* **Task instructions**
Pull out every line in the data that has the string "desc" in it.

◆ ◆ ◆ ◆

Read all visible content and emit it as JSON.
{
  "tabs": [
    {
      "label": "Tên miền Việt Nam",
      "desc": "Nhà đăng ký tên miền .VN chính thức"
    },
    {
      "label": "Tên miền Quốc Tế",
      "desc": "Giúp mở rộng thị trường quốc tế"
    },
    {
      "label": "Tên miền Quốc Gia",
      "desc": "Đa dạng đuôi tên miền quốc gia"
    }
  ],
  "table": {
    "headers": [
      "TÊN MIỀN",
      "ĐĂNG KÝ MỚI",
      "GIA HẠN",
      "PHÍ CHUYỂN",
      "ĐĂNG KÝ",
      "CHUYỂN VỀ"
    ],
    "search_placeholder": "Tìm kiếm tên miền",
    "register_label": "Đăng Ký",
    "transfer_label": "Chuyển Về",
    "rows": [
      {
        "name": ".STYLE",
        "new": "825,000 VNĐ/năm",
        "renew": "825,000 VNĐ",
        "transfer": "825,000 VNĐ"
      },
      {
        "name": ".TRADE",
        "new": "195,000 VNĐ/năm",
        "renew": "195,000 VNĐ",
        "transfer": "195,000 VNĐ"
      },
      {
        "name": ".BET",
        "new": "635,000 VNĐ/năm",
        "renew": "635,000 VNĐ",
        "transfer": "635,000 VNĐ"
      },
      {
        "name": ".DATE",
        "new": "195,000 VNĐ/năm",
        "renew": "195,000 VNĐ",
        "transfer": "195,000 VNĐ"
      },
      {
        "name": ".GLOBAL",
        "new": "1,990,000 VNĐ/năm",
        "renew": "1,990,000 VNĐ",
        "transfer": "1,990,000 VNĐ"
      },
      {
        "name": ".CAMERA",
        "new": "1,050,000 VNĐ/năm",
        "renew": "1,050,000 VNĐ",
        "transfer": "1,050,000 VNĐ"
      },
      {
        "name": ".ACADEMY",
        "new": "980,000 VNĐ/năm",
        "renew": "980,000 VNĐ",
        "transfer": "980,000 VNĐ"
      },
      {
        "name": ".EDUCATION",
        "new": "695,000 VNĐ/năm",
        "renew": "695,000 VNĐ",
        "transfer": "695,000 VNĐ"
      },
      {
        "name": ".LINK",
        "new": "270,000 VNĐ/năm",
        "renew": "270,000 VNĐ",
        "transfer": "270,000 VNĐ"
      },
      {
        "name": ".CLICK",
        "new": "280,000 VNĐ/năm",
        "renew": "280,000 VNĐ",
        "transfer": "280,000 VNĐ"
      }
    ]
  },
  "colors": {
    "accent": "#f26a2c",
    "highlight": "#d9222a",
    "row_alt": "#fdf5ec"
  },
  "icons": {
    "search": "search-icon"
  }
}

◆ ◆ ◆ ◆

* **Reply to the exercise**
      "desc": "Nhà đăng ký tên miền .VN chính thức"
      "desc": "Giúp mở rộng thị trường quốc tế"
      "desc": "Đa dạng đuôi tên miền quốc gia"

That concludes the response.